The Faith of Hoplophobes



Some people have faith—a steadfast belief in something, often despite a lack of concrete evidence.  Or perhaps even in the face of evidence to the contrary.  And that’s okay.

For many people, faith is a powerful force, a source of comfort and strength.  For some people, faith is everything.  For me, what you believe, who you love, what you eat or smoke, however you want to live your life—whatever it is, and whatever your reasons—is fine with me.  As long as it remains only your business, it’s none of mine.

The problem arises when someone tries to force their faith on others, be it religious, social, dietary, pharmacologic, or hoplophobic.  To insist that others share your faith—especially, to enlist the power government to force it on them —is tyranny.

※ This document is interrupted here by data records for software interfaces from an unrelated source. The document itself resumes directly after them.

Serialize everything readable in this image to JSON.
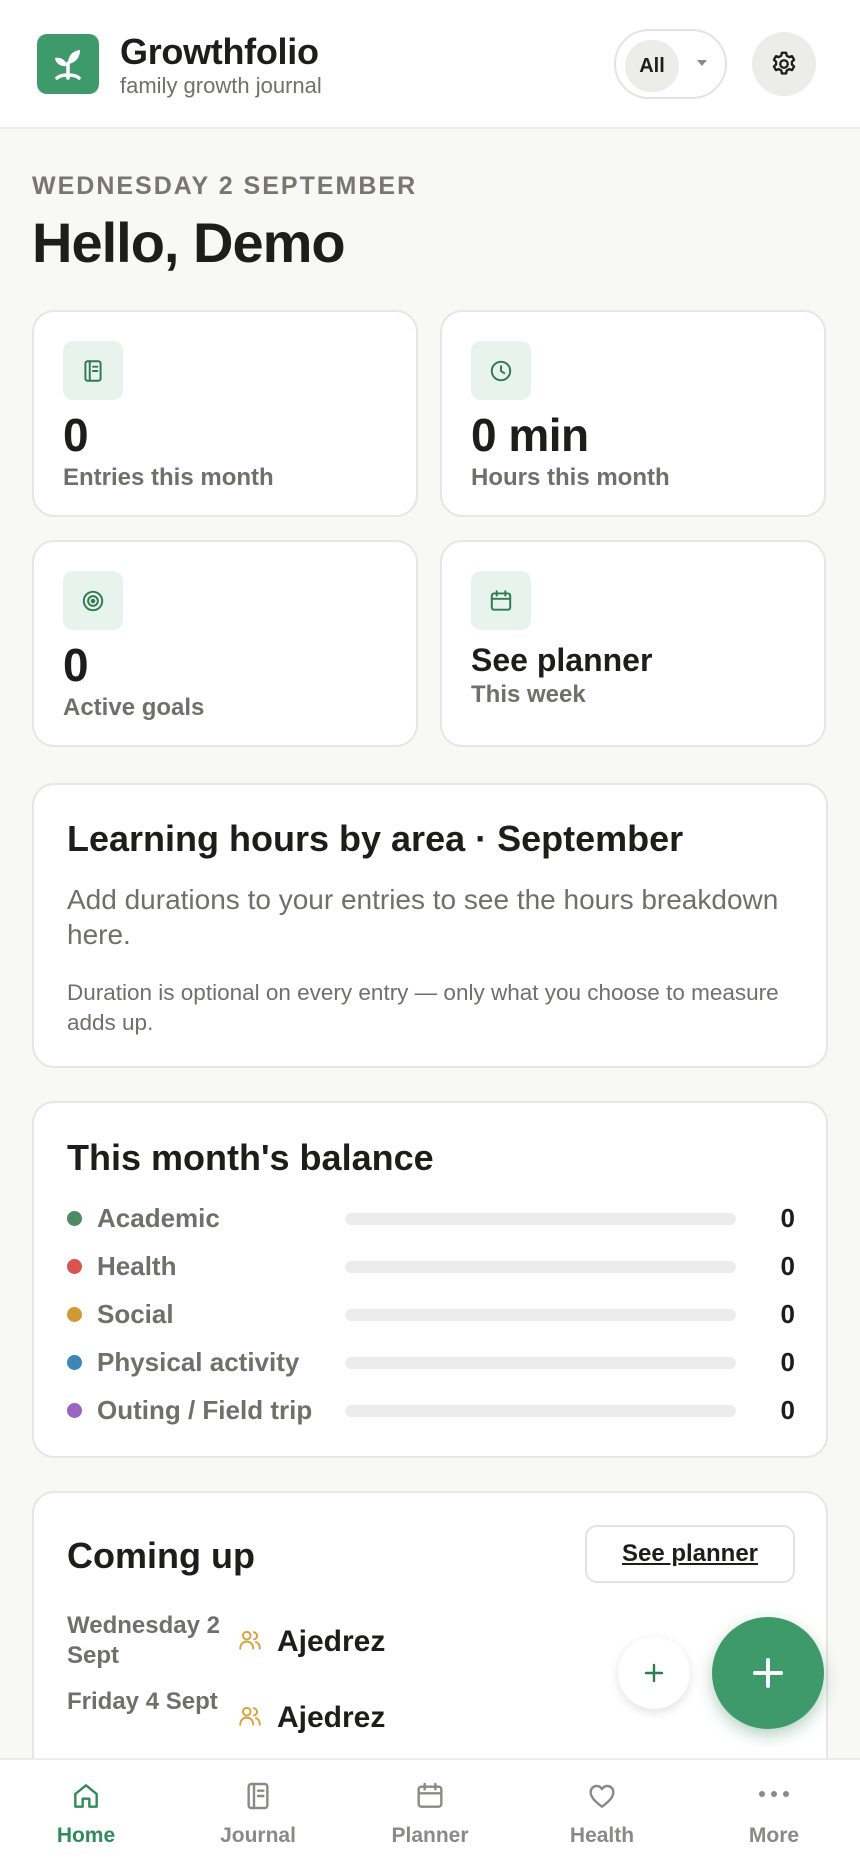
{
  "header": {
    "app_name": "Growthfolio",
    "tagline": "family growth journal",
    "filter_value": "All",
    "logo_icon": "sprout-icon",
    "settings_icon": "gear-icon"
  },
  "greeting": {
    "date": "WEDNESDAY 2 SEPTEMBER",
    "hello": "Hello, Demo"
  },
  "stats": {
    "entries": {
      "value": "0",
      "label": "Entries this month",
      "icon": "journal-icon"
    },
    "hours": {
      "value": "0 min",
      "label": "Hours this month",
      "icon": "clock-icon"
    },
    "goals": {
      "value": "0",
      "label": "Active goals",
      "icon": "target-icon"
    },
    "planner": {
      "title": "See planner",
      "subtitle": "This week",
      "icon": "calendar-icon"
    }
  },
  "hours_by_area": {
    "title": "Learning hours by area · September",
    "description": "Add durations to your entries to see the hours breakdown here.",
    "note": "Duration is optional on every entry — only what you choose to measure adds up."
  },
  "balance": {
    "title": "This month's balance",
    "areas": [
      {
        "label": "Academic",
        "count": "0",
        "fraction": 0,
        "color": "#4e8a64"
      },
      {
        "label": "Health",
        "count": "0",
        "fraction": 0,
        "color": "#d9534f"
      },
      {
        "label": "Social",
        "count": "0",
        "fraction": 0,
        "color": "#cf9a32"
      },
      {
        "label": "Physical activity",
        "count": "0",
        "fraction": 0,
        "color": "#3a87b8"
      },
      {
        "label": "Outing / Field trip",
        "count": "0",
        "fraction": 0,
        "color": "#9c64c2"
      }
    ]
  },
  "coming_up": {
    "title": "Coming up",
    "see_planner": "See planner",
    "events": [
      {
        "date": "Wednesday 2 Sept",
        "title": "Ajedrez",
        "icon": "people-icon"
      },
      {
        "date": "Friday 4 Sept",
        "title": "Ajedrez",
        "icon": "people-icon"
      }
    ]
  },
  "fab": {
    "small_icon": "plus-icon",
    "main_icon": "plus-icon"
  },
  "nav": {
    "home": "Home",
    "journal": "Journal",
    "planner": "Planner",
    "health": "Health",
    "more": "More"
  },
  "colors": {
    "accent": "#3e9a6a",
    "accent_light": "#e7f3ec",
    "active_tab": "#2f8a5c",
    "event_icon": "#d9a23b"
  }
}
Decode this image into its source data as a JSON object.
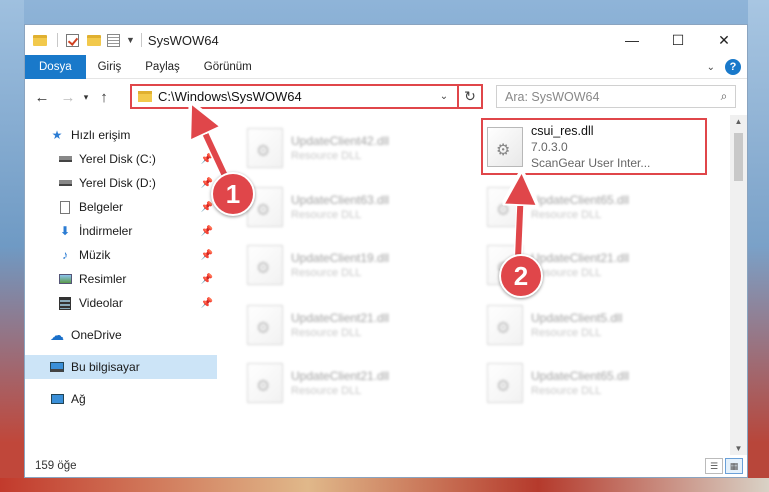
{
  "window": {
    "title": "SysWOW64",
    "minimize_glyph": "—",
    "maximize_glyph": "☐",
    "close_glyph": "✕"
  },
  "ribbon": {
    "tabs": [
      {
        "label": "Dosya",
        "active": true
      },
      {
        "label": "Giriş"
      },
      {
        "label": "Paylaş"
      },
      {
        "label": "Görünüm"
      }
    ],
    "help_glyph": "?"
  },
  "address": {
    "path": "C:\\Windows\\SysWOW64",
    "search_placeholder": "Ara: SysWOW64"
  },
  "sidebar": {
    "items": [
      {
        "label": "Hızlı erişim",
        "icon": "star-icon"
      },
      {
        "label": "Yerel Disk (C:)",
        "icon": "drive-icon",
        "pinned": true
      },
      {
        "label": "Yerel Disk (D:)",
        "icon": "drive-icon",
        "pinned": true
      },
      {
        "label": "Belgeler",
        "icon": "document-icon",
        "pinned": true
      },
      {
        "label": "İndirmeler",
        "icon": "download-icon",
        "pinned": true
      },
      {
        "label": "Müzik",
        "icon": "music-icon",
        "pinned": true
      },
      {
        "label": "Resimler",
        "icon": "pictures-icon",
        "pinned": true
      },
      {
        "label": "Videolar",
        "icon": "video-icon",
        "pinned": true
      },
      {
        "label": "OneDrive",
        "icon": "cloud-icon"
      },
      {
        "label": "Bu bilgisayar",
        "icon": "computer-icon",
        "selected": true
      },
      {
        "label": "Ağ",
        "icon": "network-icon"
      }
    ]
  },
  "files": {
    "highlighted": {
      "name": "csui_res.dll",
      "version": "7.0.3.0",
      "description": "ScanGear User Inter..."
    },
    "left_column": [
      {
        "name": "UpdateClient42.dll",
        "type": "Resource DLL"
      },
      {
        "name": "UpdateClient63.dll",
        "type": "Resource DLL"
      },
      {
        "name": "UpdateClient19.dll",
        "type": "Resource DLL"
      },
      {
        "name": "UpdateClient21.dll",
        "type": "Resource DLL"
      },
      {
        "name": "UpdateClient21.dll",
        "type": "Resource DLL"
      }
    ],
    "right_column": [
      {
        "name": "UpdateClient65.dll",
        "type": "Resource DLL"
      },
      {
        "name": "UpdateClient21.dll",
        "type": "Resource DLL"
      },
      {
        "name": "UpdateClient5.dll",
        "type": "Resource DLL"
      },
      {
        "name": "UpdateClient65.dll",
        "type": "Resource DLL"
      }
    ]
  },
  "status": {
    "count_text": "159 öğe"
  },
  "annotations": {
    "badge1": "1",
    "badge2": "2",
    "color": "#e0464a"
  }
}
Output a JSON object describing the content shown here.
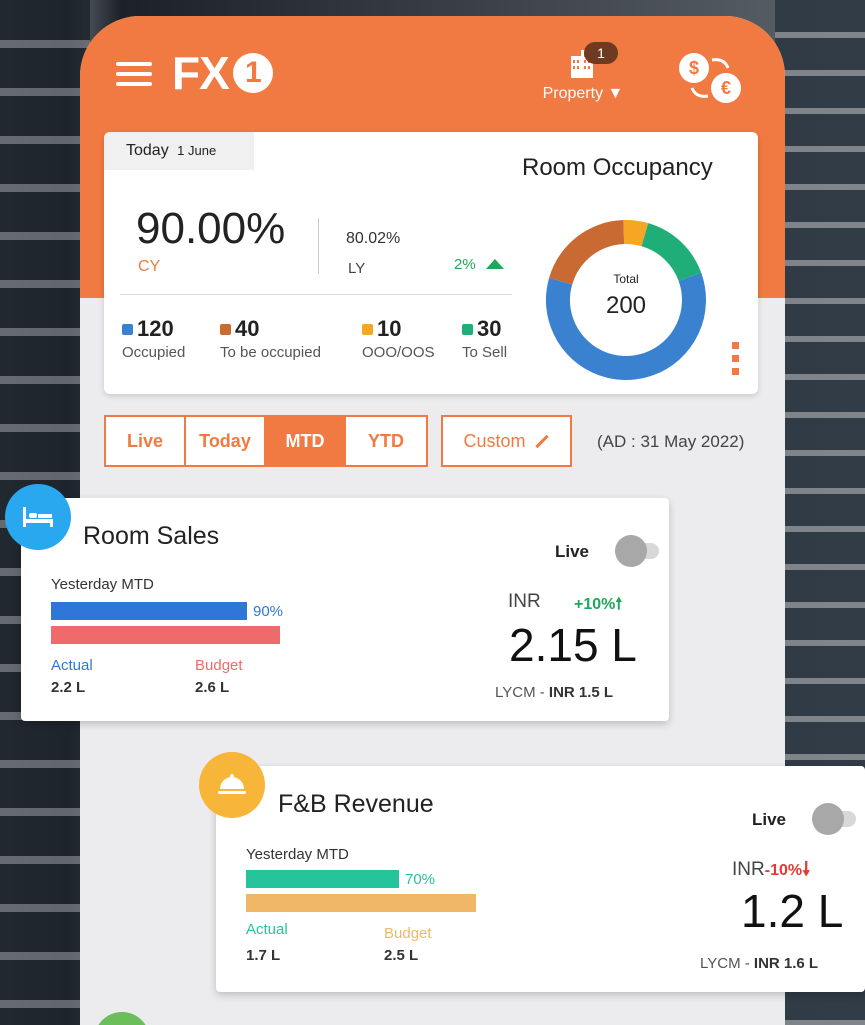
{
  "header": {
    "logo_text": "FX",
    "logo_circle": "1",
    "property_label": "Property",
    "property_badge": "1"
  },
  "occupancy": {
    "today_label": "Today",
    "today_date": "1 June",
    "title": "Room Occupancy",
    "cy_value": "90.00%",
    "cy_label": "CY",
    "ly_value": "80.02%",
    "ly_label": "LY",
    "ly_change": "2%",
    "stats": [
      {
        "value": "120",
        "label": "Occupied",
        "color": "#3a82d0"
      },
      {
        "value": "40",
        "label": "To be occupied",
        "color": "#c96a33"
      },
      {
        "value": "10",
        "label": "OOO/OOS",
        "color": "#f5a623"
      },
      {
        "value": "30",
        "label": "To Sell",
        "color": "#1fae78"
      }
    ],
    "donut_total_label": "Total",
    "donut_total": "200"
  },
  "periods": {
    "tabs": [
      "Live",
      "Today",
      "MTD",
      "YTD"
    ],
    "active": "MTD",
    "custom_label": "Custom",
    "ad_date": "(AD : 31 May 2022)"
  },
  "room_sales": {
    "title": "Room Sales",
    "live_label": "Live",
    "period_label": "Yesterday MTD",
    "actual_pct": "90%",
    "actual_fraction": 0.9,
    "actual_label": "Actual",
    "actual_value": "2.2 L",
    "budget_label": "Budget",
    "budget_value": "2.6 L",
    "currency": "INR",
    "change": "+10%",
    "value": "2.15 L",
    "lycm_prefix": "LYCM - ",
    "lycm_value": "INR 1.5 L",
    "actual_color": "#2f77d6",
    "budget_color": "#ef6b6b"
  },
  "fb_revenue": {
    "title": "F&B Revenue",
    "live_label": "Live",
    "period_label": "Yesterday MTD",
    "actual_pct": "70%",
    "actual_fraction": 0.7,
    "actual_label": "Actual",
    "actual_value": "1.7 L",
    "budget_label": "Budget",
    "budget_value": "2.5 L",
    "currency": "INR",
    "change": "-10%",
    "value": "1.2 L",
    "lycm_prefix": "LYCM - ",
    "lycm_value": "INR 1.6 L",
    "actual_color": "#26c49a",
    "budget_color": "#f0b866"
  },
  "colors": {
    "brand": "#f07a41",
    "positive": "#1fa85b",
    "negative": "#e53935"
  }
}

Faith by force is easy to recognize in theocracies around the world, and in policies enforcing religious discrimination.  But people have a hard time recognizing it in their own actions, particularly when they believe the restrictions they wish to impose are for the good of the people on whom they would impose them.

If you think marijuana is a “gateway drug” (even though that’s a political term with no medical definition) then it’s easy to justify making it illegal.  If you think homosexuality is a sin, it’s easy to justify discriminating against gays and voting to maintain prohibitions on same sex marriage.

Similarly, if you think guns are evil, it’s easy to blame those inanimate objects for the evil acts of sentient humans and clamor for restrictions on basic constitutional rights.  You do this because you have faith, which can’t be shaken by facts, statistics or logic.

When politicians promise to “close the gun show loophole”, you cheer.  When they claim they’ll “close the internet loophole”, you donate to their campaigns.  Because you have faith—faith that they have the answers, faith that just one more law will save lives.

Your faith is so strong that you don’t think to ask them to explain what they mean, to explain what those loopholes are.  If you did, you would learn that they don’t exist, that the sale of firearms at gun shows and over the internet is subject to exactly the same restrictions and regulations that govern all other gun sales in the U.S.  Those “loopholes” are total fabrications.   Like the boogeyman, they are lies used to frighten and control the uneducated and uninformed . . . and the faithful.

When opponents of the Second Amendment rail against AR pattern rifles, calling them “weapons of war on our streets”, or “weapons only designed to kill as many people as possible as quickly as possible”, again you rely on your faith.  Faith that new laws restricting ARs will save lives and make you safer.

Your faith-armor is so strong that you ignore the facts, statistics and common sense that readily refute those claims.  Like the fact that the 1994 Assault Weapons Ban had, according to the FBI, “no discernible impact on gun crime”.  Or that rifles of any kind are used in fewer homicides in the US every year than knives, hands and fists, shotguns, hammers or baseball bats.  There are 20-25 million privately owned AR and AK style modern semi-automatic sporting rifles in the U.S.  Yet these are used in only about 0.5% of all homicides—so rarely that the FBI doesn’t even track it.

When anti-gunners claim that those rifles are not suited for hunting, you don’t wonder, then, why they are used every day by thousands of hunters across the country?  If those rifles aren’t useful for self-defense and are only suited to mass murder, you don’t ask yourself why they are the preferred duty rifle for nearly every law enforcement agency in the country?  How can you ignore the common sense answer—that those who actually own and use those weapons have a much better understanding of their role and utility than those who, by their own admission, have never even held them?  Because you have faith.

When you see news reports of another mass homicide, you plead on social media for “common sense gun laws” and blame the NRA and law-abiding gun owners.  Those horrible crimes virtually always occur in so-called “gun free zones” yet you don’t wonder why we don’t eliminate those resistance-free, target-rich environments that legislation has created?  You believe that carrying guns causes violent crime, that gun owners are unhinged and violent, but you don’t wonder why mass shootings don’t occur at gun shows, shooting ranges, or NRA meetings, where participants are usually carrying a loaded weapon or two?  Or why mass murderers don’t attack police stations?  Because you have faith.

You’re opposed to civilians lawfully carrying concealed handguns, despite statistics showing that concealed carriers are not only more law abiding than the general population, but are even more law abiding than law enforcement officers?

If you think guns are too dangerous, that you don’t want them in your home, or that carrying one is not a good idea, I have no wish to force my beliefs on you.  If you choose to rely on faith and the state to protect you, while I think you are short-sighted and naive, that’s still fine with me.  I have no desire to change your opinion or your plans. How you choose to protect yourself and your family—or not—is none of my business.

But if you want to force your faith on me, that’s tyranny.


—Tom Vaughan, MD, is a neuroradiologist in private practice in Louisville, KY.  He is a shooting enthusiast who believes in individual liberty and personal responsibility.

All DRGO articles by Tom Vaughan, MD.